DATA LISTING>
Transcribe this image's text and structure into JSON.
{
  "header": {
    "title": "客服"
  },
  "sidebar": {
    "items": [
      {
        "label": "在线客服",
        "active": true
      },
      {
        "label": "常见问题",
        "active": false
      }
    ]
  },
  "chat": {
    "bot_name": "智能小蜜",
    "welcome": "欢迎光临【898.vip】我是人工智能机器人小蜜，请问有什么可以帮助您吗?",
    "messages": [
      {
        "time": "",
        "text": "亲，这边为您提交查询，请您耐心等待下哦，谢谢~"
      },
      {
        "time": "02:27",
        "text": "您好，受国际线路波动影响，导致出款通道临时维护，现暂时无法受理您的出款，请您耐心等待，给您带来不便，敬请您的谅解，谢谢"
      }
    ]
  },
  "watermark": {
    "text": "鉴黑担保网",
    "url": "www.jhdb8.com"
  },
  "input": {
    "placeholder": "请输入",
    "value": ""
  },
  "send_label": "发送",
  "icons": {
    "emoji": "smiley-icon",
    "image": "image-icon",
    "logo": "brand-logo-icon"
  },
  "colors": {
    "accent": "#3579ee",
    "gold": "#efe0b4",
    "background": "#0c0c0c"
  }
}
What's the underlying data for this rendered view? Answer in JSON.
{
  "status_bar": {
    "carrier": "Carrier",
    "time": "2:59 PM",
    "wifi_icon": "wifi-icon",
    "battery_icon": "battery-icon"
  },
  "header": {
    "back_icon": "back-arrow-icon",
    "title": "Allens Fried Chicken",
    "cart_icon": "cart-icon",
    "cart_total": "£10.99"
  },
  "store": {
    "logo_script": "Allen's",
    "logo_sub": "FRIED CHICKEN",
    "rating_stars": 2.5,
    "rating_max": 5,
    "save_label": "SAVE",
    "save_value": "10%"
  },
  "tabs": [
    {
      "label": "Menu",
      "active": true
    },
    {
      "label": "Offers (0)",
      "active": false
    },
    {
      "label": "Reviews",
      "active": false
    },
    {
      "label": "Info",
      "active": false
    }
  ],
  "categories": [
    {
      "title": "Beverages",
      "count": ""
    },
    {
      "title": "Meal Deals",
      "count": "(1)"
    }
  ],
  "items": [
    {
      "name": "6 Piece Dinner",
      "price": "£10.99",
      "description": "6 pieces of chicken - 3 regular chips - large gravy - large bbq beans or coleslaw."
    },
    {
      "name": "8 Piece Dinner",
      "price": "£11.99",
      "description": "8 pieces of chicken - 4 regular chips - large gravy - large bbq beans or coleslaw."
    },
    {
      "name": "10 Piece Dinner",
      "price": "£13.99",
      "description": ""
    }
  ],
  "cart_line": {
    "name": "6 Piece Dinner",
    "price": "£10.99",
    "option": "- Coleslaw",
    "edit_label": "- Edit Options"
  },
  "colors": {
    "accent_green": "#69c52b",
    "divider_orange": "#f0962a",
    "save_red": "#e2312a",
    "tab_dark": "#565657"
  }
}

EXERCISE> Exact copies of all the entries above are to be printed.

SOLUTION TO THE PROBLEM>
Transcribe this image's text and structure into JSON.
{
  "header": {
    "title": "客服"
  },
  "sidebar": {
    "items": [
      {
        "label": "在线客服",
        "active": true
      },
      {
        "label": "常见问题",
        "active": false
      }
    ]
  },
  "chat": {
    "bot_name": "智能小蜜",
    "welcome": "欢迎光临【898.vip】我是人工智能机器人小蜜，请问有什么可以帮助您吗?",
    "messages": [
      {
        "time": "",
        "text": "亲，这边为您提交查询，请您耐心等待下哦，谢谢~"
      },
      {
        "time": "02:27",
        "text": "您好，受国际线路波动影响，导致出款通道临时维护，现暂时无法受理您的出款，请您耐心等待，给您带来不便，敬请您的谅解，谢谢"
      }
    ]
  },
  "watermark": {
    "text": "鉴黑担保网",
    "url": "www.jhdb8.com"
  },
  "input": {
    "placeholder": "请输入",
    "value": ""
  },
  "send_label": "发送",
  "icons": {
    "emoji": "smiley-icon",
    "image": "image-icon",
    "logo": "brand-logo-icon"
  },
  "colors": {
    "accent": "#3579ee",
    "gold": "#efe0b4",
    "background": "#0c0c0c"
  }
}
What's the underlying data for this rendered view? Answer in JSON.
{
  "status_bar": {
    "carrier": "Carrier",
    "time": "2:59 PM",
    "wifi_icon": "wifi-icon",
    "battery_icon": "battery-icon"
  },
  "header": {
    "back_icon": "back-arrow-icon",
    "title": "Allens Fried Chicken",
    "cart_icon": "cart-icon",
    "cart_total": "£10.99"
  },
  "store": {
    "logo_script": "Allen's",
    "logo_sub": "FRIED CHICKEN",
    "rating_stars": 2.5,
    "rating_max": 5,
    "save_label": "SAVE",
    "save_value": "10%"
  },
  "tabs": [
    {
      "label": "Menu",
      "active": true
    },
    {
      "label": "Offers (0)",
      "active": false
    },
    {
      "label": "Reviews",
      "active": false
    },
    {
      "label": "Info",
      "active": false
    }
  ],
  "categories": [
    {
      "title": "Beverages",
      "count": ""
    },
    {
      "title": "Meal Deals",
      "count": "(1)"
    }
  ],
  "items": [
    {
      "name": "6 Piece Dinner",
      "price": "£10.99",
      "description": "6 pieces of chicken - 3 regular chips - large gravy - large bbq beans or coleslaw."
    },
    {
      "name": "8 Piece Dinner",
      "price": "£11.99",
      "description": "8 pieces of chicken - 4 regular chips - large gravy - large bbq beans or coleslaw."
    },
    {
      "name": "10 Piece Dinner",
      "price": "£13.99",
      "description": ""
    }
  ],
  "cart_line": {
    "name": "6 Piece Dinner",
    "price": "£10.99",
    "option": "- Coleslaw",
    "edit_label": "- Edit Options"
  },
  "colors": {
    "accent_green": "#69c52b",
    "divider_orange": "#f0962a",
    "save_red": "#e2312a",
    "tab_dark": "#565657"
  }
}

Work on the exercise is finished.